Gift Ban Takes Effect
A ban on gifts to physicians from sales representatives for pharmaceutical, medical device and other companies has taken effect at Stanford University Medical Center, the San Jose Mercury News reports (Krieger, San Jose Mercury News, 10/2).
The ban prohibits doctors from accepting even small gifts such as pens or mugs from sales representatives. The policy also prohibits doctors from accepting free drug samples and from publishing articles in medical journals that are underwritten by drug companies.
Doctors who purchase medical equipment will be responsible for reporting any financial relationship they have with medical device suppliers, and, in some cases, could be excluded from the purchasing process. The new policy does not affect consulting agreements between physicians and companies that develop drugs or devices, which already are covered by an existing conflict-of-interest policy (California Healthline, 9/12).
Kaiser Medical Group in 2004 adopted a similar ban, becoming the first medical center in the nation to do so (San Jose Mercury News, 10/2).
Similarly, the committee that oversees medication and equipment purchases at the University of California-Davis Health System last week forwarded three proposals to the executive committee for consideration, the Sacramento Bee reports. The Pharmacy and Therapeutics Committee recommended that the health system:
- Ban gifts, complimentary meals, and compensation for travel time, time at meetings, and participation in online medical education programs;
- Replace a system that allows pharmaceutical representatives to give physicians free samples for patients with a system that would provide vouchers for low-income beneficiaries; and

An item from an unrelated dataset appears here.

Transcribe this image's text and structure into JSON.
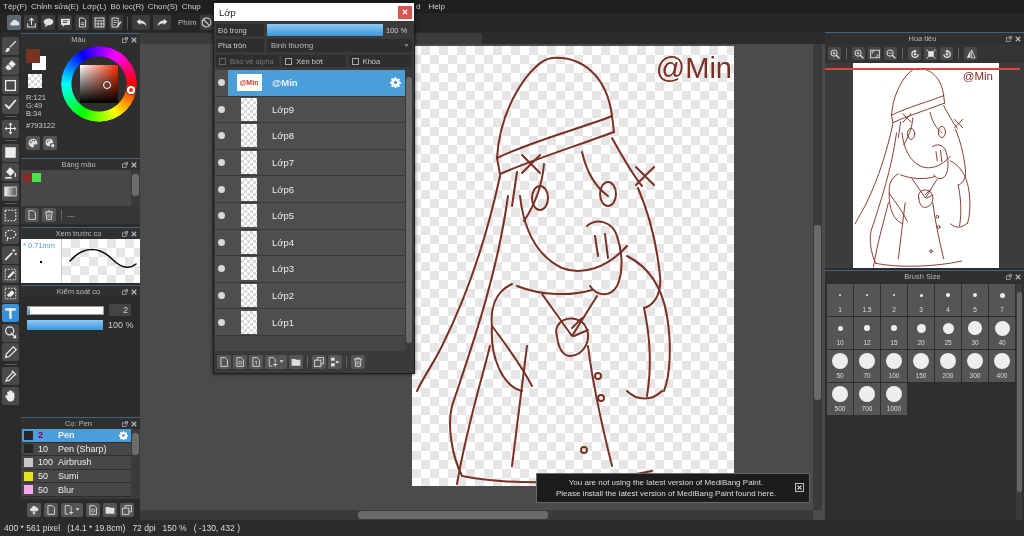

- Bar medical professionals with ties to drug or medical device firms from participating in hospital or medical group committees that make purchasing decisions.